TASK PROMPT >>
Give the number of lines in the material below that hold "true", and nothing besides.

DATA UNDER STUDY >>
========
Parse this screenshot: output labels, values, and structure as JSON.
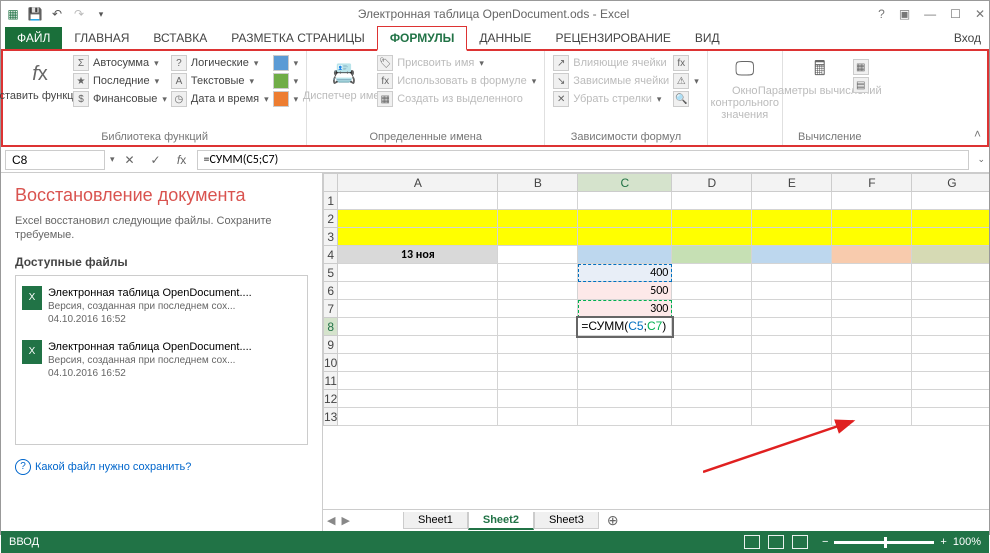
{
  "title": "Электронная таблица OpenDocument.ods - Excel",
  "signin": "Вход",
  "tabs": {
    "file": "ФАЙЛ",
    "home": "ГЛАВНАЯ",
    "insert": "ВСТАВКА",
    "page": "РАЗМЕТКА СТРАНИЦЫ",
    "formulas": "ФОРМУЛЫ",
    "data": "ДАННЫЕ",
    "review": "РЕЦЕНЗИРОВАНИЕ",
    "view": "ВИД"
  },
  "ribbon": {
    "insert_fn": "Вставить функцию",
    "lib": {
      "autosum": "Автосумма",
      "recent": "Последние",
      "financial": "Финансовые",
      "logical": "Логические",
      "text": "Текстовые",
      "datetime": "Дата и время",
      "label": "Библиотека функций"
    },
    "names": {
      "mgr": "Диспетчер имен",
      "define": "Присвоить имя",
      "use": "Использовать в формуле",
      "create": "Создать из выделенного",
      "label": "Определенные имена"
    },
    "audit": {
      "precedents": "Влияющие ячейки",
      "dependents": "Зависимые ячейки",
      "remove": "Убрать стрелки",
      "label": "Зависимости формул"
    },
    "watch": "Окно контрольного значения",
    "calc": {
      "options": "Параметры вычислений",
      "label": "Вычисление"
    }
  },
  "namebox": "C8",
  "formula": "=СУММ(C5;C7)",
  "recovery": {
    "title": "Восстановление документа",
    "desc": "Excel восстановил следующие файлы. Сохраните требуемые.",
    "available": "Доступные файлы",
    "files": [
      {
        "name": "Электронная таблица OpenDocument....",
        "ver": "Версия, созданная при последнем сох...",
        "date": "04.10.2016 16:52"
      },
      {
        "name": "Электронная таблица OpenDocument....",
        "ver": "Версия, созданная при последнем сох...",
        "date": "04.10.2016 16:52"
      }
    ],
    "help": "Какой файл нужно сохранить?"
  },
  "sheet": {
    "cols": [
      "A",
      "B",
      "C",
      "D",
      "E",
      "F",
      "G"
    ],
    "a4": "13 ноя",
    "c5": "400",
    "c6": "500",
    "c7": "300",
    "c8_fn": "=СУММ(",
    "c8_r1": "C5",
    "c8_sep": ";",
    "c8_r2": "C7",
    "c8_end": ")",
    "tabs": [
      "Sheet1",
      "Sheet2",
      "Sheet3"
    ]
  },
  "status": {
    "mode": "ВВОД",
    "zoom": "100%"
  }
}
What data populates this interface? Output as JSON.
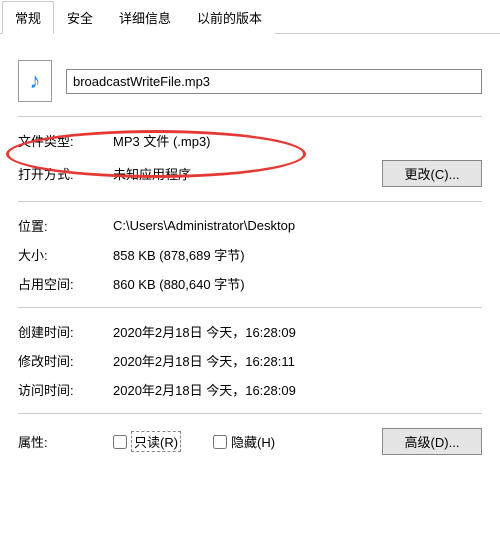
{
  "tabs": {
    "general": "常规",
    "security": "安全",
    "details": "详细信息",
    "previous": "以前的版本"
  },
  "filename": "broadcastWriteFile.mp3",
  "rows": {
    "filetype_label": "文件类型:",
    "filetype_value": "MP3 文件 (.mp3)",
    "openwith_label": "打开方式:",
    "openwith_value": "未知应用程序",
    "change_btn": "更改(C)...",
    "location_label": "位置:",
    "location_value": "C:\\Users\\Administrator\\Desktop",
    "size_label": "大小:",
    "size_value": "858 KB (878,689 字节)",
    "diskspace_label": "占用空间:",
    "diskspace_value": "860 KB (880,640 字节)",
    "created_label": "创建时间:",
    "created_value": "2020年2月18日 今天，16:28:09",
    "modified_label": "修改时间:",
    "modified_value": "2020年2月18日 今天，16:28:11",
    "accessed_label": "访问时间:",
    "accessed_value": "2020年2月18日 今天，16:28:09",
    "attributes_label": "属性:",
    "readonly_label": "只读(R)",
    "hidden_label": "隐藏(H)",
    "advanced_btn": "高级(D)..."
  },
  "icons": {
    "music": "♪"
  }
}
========
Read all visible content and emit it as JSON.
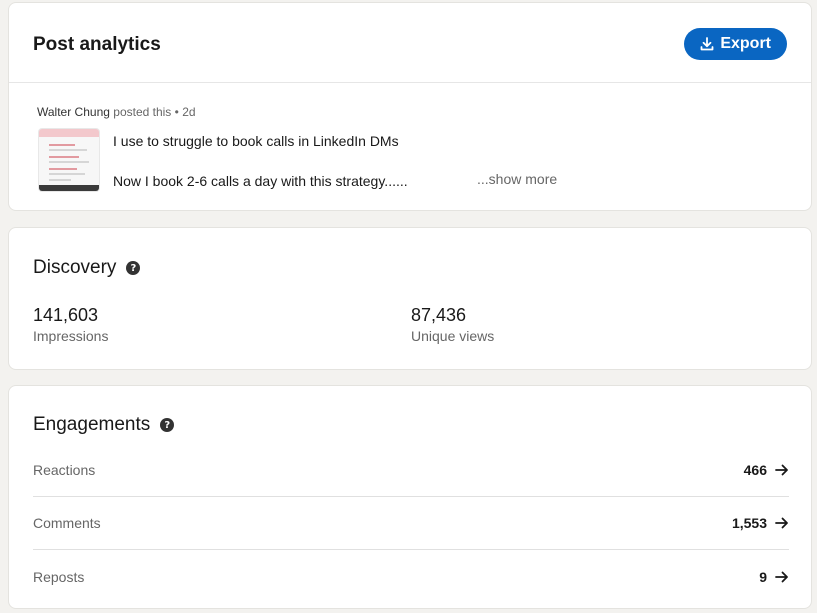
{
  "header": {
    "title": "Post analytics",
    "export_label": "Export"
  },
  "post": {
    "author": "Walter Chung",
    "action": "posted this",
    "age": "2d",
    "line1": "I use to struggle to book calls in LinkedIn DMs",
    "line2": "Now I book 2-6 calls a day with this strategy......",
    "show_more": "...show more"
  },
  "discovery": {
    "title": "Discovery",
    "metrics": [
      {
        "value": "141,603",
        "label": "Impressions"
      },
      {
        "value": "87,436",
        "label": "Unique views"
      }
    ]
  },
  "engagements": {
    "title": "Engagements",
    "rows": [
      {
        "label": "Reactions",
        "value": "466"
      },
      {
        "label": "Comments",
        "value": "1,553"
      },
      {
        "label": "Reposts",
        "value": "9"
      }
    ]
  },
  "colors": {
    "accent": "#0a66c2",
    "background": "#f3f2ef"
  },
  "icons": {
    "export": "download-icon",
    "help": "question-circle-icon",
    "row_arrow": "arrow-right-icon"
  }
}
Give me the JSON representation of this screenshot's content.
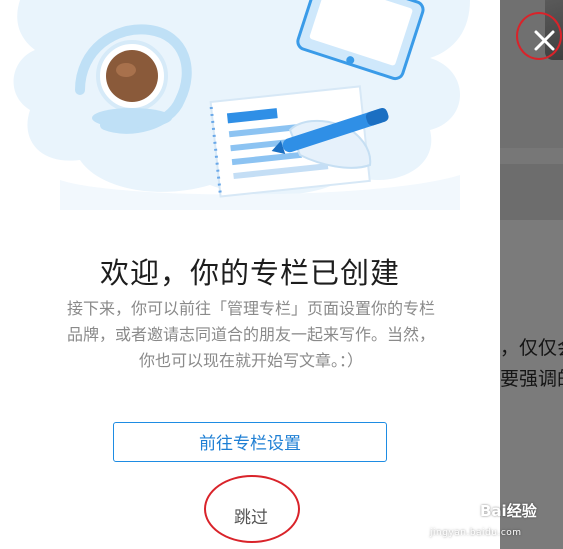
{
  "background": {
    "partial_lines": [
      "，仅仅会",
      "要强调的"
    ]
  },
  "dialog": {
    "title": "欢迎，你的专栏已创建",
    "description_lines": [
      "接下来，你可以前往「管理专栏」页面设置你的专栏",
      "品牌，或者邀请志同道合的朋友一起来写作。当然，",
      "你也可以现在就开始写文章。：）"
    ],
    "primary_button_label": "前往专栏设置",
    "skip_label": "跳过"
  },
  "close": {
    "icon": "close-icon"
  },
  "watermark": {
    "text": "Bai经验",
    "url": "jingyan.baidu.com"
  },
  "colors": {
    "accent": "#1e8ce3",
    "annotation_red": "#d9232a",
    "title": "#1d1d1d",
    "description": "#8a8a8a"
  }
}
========
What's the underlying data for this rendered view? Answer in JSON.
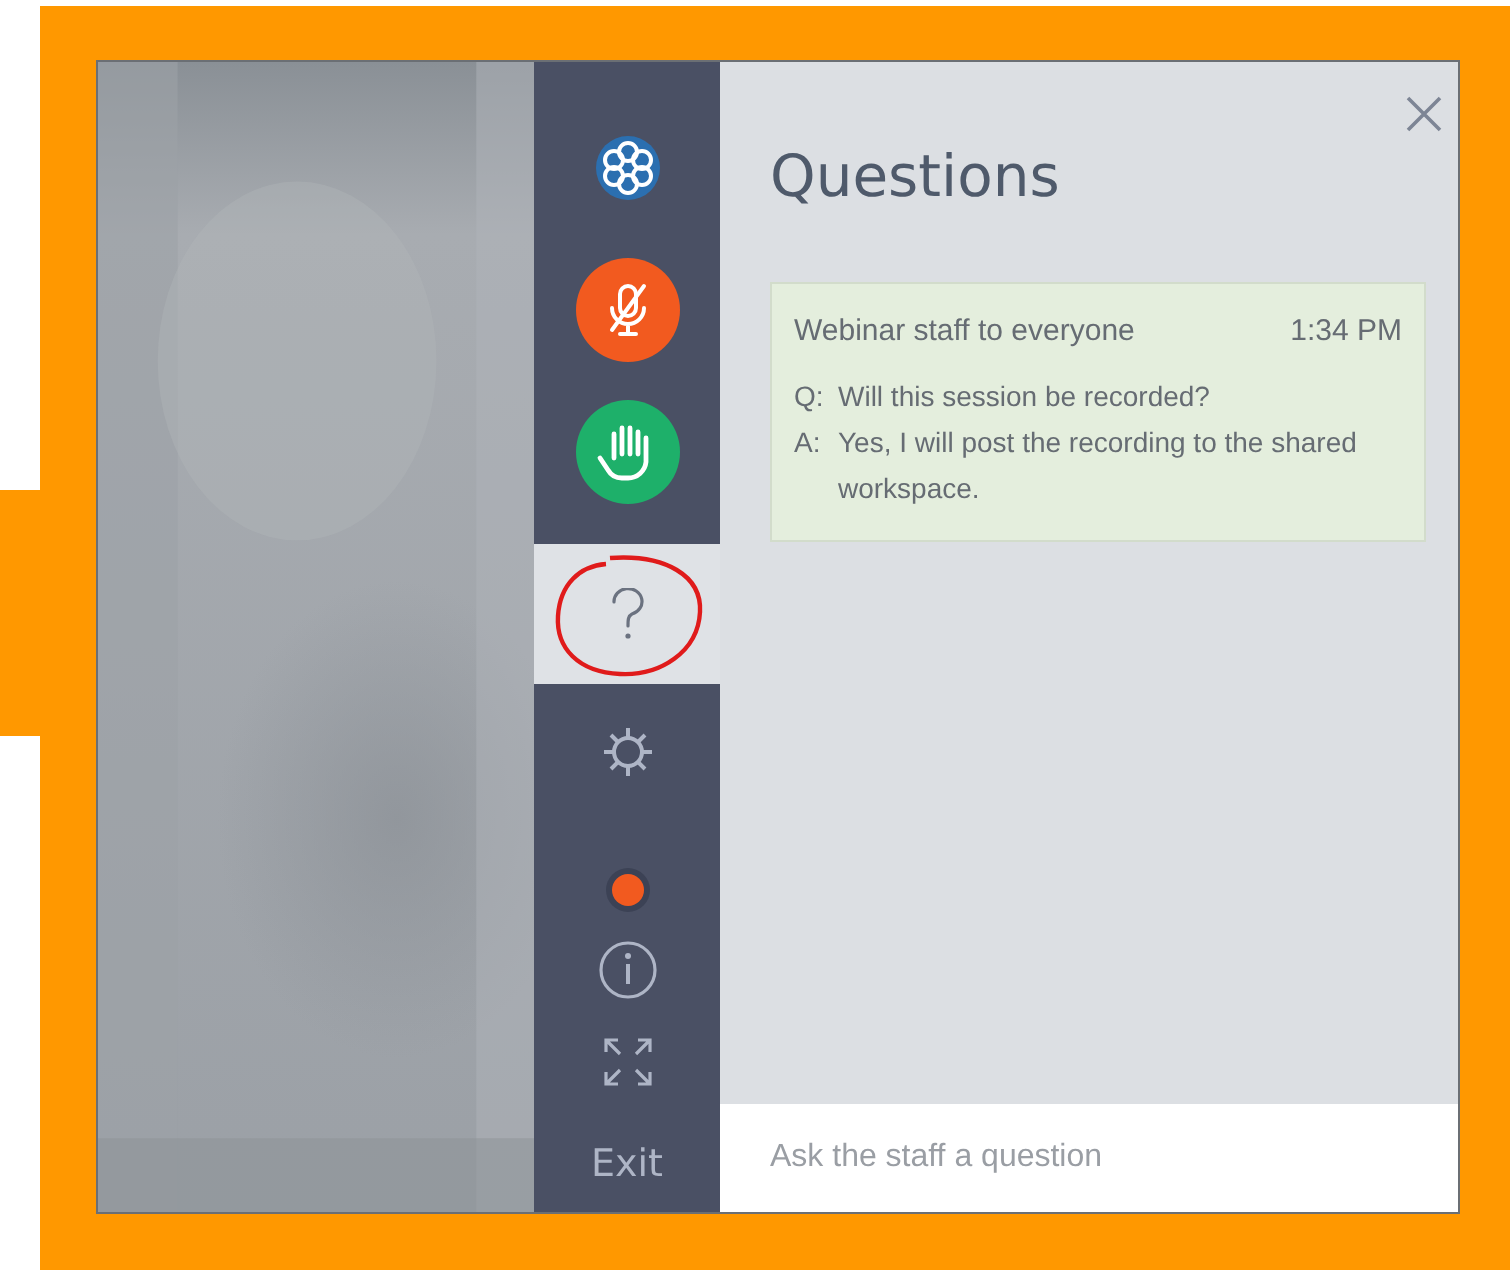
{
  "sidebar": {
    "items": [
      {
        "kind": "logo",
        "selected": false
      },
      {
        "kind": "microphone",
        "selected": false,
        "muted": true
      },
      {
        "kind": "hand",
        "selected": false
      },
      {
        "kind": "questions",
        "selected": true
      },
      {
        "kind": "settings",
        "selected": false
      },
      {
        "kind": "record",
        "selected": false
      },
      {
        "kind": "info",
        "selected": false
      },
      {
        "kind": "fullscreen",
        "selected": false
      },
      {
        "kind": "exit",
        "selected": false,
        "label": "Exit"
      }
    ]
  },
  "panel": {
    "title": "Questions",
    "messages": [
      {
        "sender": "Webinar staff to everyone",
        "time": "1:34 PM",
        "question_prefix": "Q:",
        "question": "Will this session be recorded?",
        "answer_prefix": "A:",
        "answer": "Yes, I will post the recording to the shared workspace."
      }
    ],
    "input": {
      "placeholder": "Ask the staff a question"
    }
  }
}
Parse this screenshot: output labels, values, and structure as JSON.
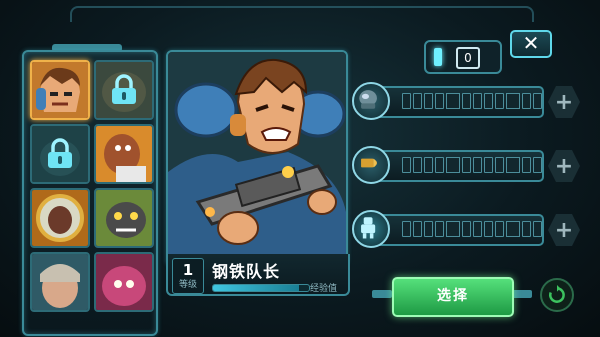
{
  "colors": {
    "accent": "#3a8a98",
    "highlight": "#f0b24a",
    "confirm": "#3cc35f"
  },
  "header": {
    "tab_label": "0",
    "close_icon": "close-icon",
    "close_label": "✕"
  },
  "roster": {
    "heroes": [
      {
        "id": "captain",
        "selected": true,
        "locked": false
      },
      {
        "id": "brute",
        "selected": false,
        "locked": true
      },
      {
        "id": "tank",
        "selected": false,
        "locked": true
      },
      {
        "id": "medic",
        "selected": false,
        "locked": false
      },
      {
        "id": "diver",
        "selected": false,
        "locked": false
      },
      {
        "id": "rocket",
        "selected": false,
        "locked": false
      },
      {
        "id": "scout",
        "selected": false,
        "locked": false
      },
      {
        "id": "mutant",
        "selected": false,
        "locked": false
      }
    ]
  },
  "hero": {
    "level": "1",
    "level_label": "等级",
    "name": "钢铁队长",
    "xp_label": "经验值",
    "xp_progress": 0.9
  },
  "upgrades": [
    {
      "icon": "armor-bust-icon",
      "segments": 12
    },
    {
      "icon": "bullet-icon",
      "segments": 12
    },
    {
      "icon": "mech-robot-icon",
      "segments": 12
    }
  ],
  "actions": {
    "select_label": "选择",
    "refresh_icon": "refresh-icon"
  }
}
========
OUTPUT OF THE TASK >>
5